Stephen Ntim: I will hit the ground running, not crawl like President Mills

The former First Vice Chairman of the New Patriotic Party, Stephen Ntim, has implored delegates to the party’s national delegates’ conference

on February 27, to elect him as chairman to help return the NPP to power.

The 51-year-old businessman says he has the track record to lead the party out of opposition, reminding delegates that they need not hand the party into the hands of any inexperienced person to experiment with its future.

According to Stephen Ntim, the party needs persons who will hit the ground running faster than President Mills’ ‘crawling’ speed and it will take a person of his caliber and experience to achieve that because he knows his way around.

Stephen Ntim was speaking on Asempa FM’s Ekosii Sεn programme on Wednesday, and told host, Nana Kwabena Bobie Ansah, that at least his last term in office from 2001 to 2005, when he served as the First Vice Chairman to Harona Esseku, shows that while they inherited a party in power and 101 parliamentary seats, they left office with the party still in government and a parliamentary majority of 128 seats.

Still counting his contributions to the party, he said he single-handedly procured 14 vehicles and distributed them for every regional secretariat of the party, as well as four “distressed constituencies”, plus TV sets for each of the party’s regional secretariats. He also provided them games (Ludo and draughts) for the entertainment of party members at all 230 constituency offices of the party, and also supported party offices with stationary.

Stephen Ntim said while he endorses factions in the party because it cannot be avoided in democratic pursuits in any political party, especially where contests for elections are involved, he is concerned about perceptions of factionalism in the party and the challenge it poses for party cohesion. One way to deal with the challenge, he said, is to allow the party constitution to work, and as a chairman he would not condone wrong but would apply the rules as stipulated.

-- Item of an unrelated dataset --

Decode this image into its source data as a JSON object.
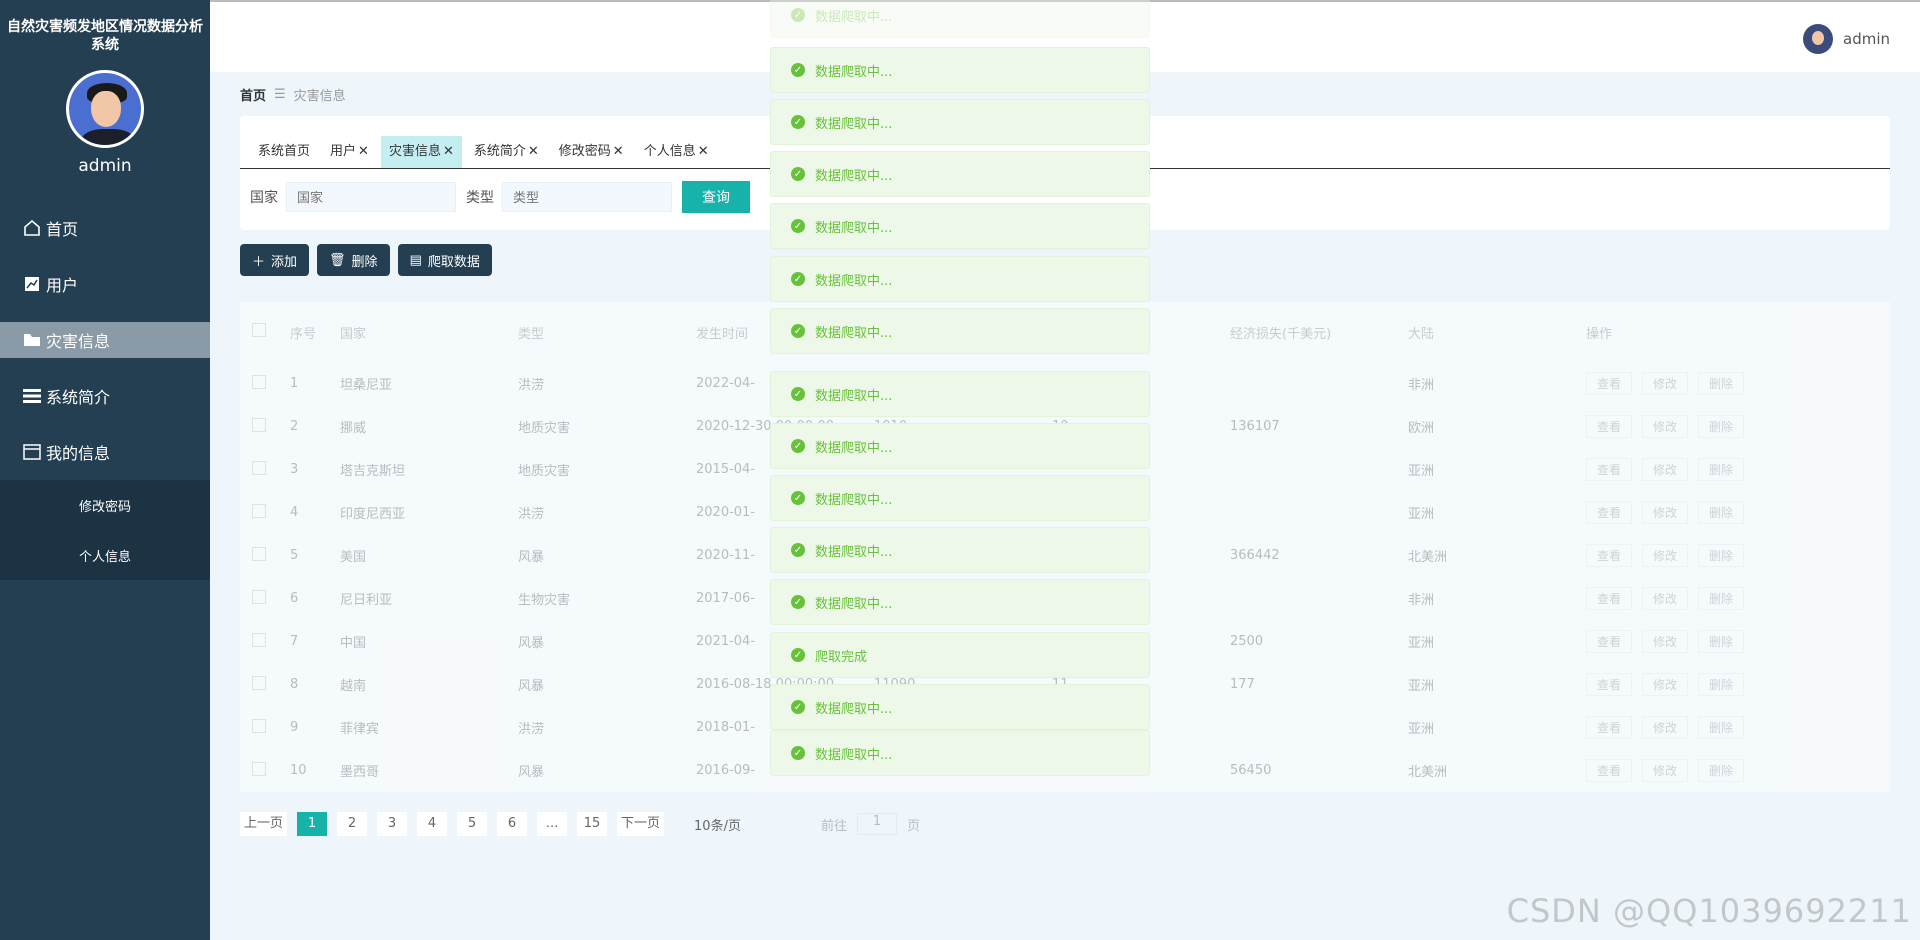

He said about seventy percent of the problems that led to the party’s defeat in the 2008 elections came from the abuse of the party’s own constitution in the election of its parliamentary candidates.

Explaining the position, he alleged that some invisible hands manipulated who should be voted for and who was to be rejected; sometimes on the grounds that one person was a villager or was from the city, while money also influenced some choices.

He said in the situation where the constitution was shoved aside, and the exercise to elect parliamentary candidates even in the Ashanti Region alone registered as many as 17 independent candidates out of 39 constituencies, “how do you expect to win an election when you have so many independent candidates?”

According to Stephen Ntim, the result was that at Bekwai alone, as much as 4,000 votes were lost in the presidential poll, explaining that Joe Osei Wusu, who stood as an independent (because the party chose another person), polled 34,000 votes while the party’s candidate scored 8,000 votes. In the presidential election however, Nana Addo Dankwa Akufo-Addo polled 38,000 votes, 4,000 less than the sum of the two persons. He wondered where the rest of the votes went in Nana’s case. Similarly at the Nsuta Kwamang constituency, Kwame Osei Prempeh, the incumbent MP, retained the seat with 12,300 votes, while an NPP man who contested as an independent polled 9,400 votes. In this instance again, Nana Addo scored 17,000, missing out on 4,700 votes. Thus between the two constituencies out of the17 trouble spots, the presidential candidate missed out on 8,700 votes whereas nationwide, he lost the election by 23,000.

Ntim believes that the party was sent into opposition by the strengths of the aggrieved party members who stood as independent, however there is an opportunity to correct the wrongs of the past now and recapture power in 2012, however things must be done right.